Uncovering History’s Black Women Inventors
Uncovering History’s Black Women Inventors
February and March are Black History Month and Women’s History Month, respectively. Inventors Eye takes a look at past and present to salute the many Black women inventors who have contributed to the growth of innovation in America.
Black women throughout American history have impacted and contributed to our nation’s culture of innovation. Patents offer a unique lens through which to view history. By tracing the technologies patents protect—or once protected—as well as the inventors listed on those patents, an image of the past emerges. The United States Patent and Trademark Office has granted patents for more than 200 years. That’s a lot of history, and it contains many stories of successful black women who have changed the technological face of America. Today, black women continue to ignite the spark of genius and make key and meaningful contributions to America’s inventive process.
The trove of historical information locked in patents can be a challenge to extract, as patents do not record extensive personal details about inventors such as race. Adding to the difficulty is the common practice of early inventors to use initials as a way to conceal their identity or gender. There is ongoing debate about the first black woman inventor, but modern research tools have made it less difficult to assemble the pieces of the puzzle. Though we may never be able to tell the full story of black women inventors, the findings reveal that they have consistently conceived innovative ideas and aggressively filed patent applications throughout history.
Martha Jones of Amelia County, Va., might have become the first black woman to receive a United States patent. Her application for an “Improvement to the Corn Husker, Sheller” was granted U.S. patent No. 77,494 in 1868. Jones claimed her invention could husk, shell, cut up, and separate husks from corn in one operation, representing a significant step forward in the automation of agricultural processes. Five years later in 1873, Mary Jones De Leon of Baltimore was granted U.S. patent No. 140,253 for a novel cooking apparatus. De Leon’s invention consisted of the construction and arrangement of a device for heating food by dry heat and steam. The design of the apparatus shows that it was an early precursor to the steam tables now found often at food buffets.
Other documented 19th century black women inventors include Judy W. Reed and Sarah Goode. Reed, from Washington, D.C., was granted a patent in 1884 for a dough kneader and roller (U.S. patent No. 305,474) and Goode, from Chicago, was granted a patent in 1885 for a folding cabinet chair (U.S. patent No. 322,177).
While it is unknown if any black woman received a patent prior to the Civil War, there is irony in the fact that black women obtained patents long before passage of the 19th Amendment granting women the right to vote or the advances in civil rights during the 1950s and ‘60s.
Starting in the 20th century it became far easier to determine the identity of inventors thanks to improvements in archiving information.
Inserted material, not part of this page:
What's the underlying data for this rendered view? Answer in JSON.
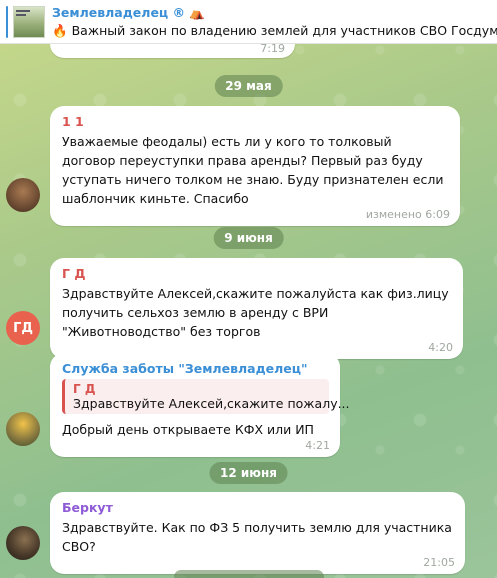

Modern black women continue to make significant innovations in a variety of technological fields. One such inventor is Dr. Patricia E. Bath, who invented a widely used method and apparatus of removing cataracts (U.S. patent No. 4,744,360). This invention uses lasers to remove cataracts from the eye in a less-invasive way and has helped restore or improve vision to millions of patients worldwide, making it one of the most important developments in the field of ophthalmology.
Sandra Johnson, the first black woman to earn a doctorate in electrical engineering in the United States, has made many contributions to computer architecture during her career with IBM. She was part of the team that designed the prototype for IBM’s “Deep Blue”—the chess playing computer that defeated Garry Kasparov. Johnson is listed on over 40 U.S. patents.
Although compiling a complete list of black women inventors may be impossible, their influence is felt by us every day through their inventions that have changed how we work and play. As we observe both Black History Month in February and Woman’s History Month in March, let’s take time to honor these individuals who have contributed so much to our way of life and to the progress of science and useful arts.
The USPTO gives you useful information and non-legal advice in the areas of patents and trademarks. The patent and trademark statutes and regulations should be consulted before attempting to apply for a patent or register a trademark. These laws and the application process can be complicated. If you have intellectual property that could be patented or registered as a trademark, the use of an attorney or agent who is qualified to represent you in the USPTO is advised.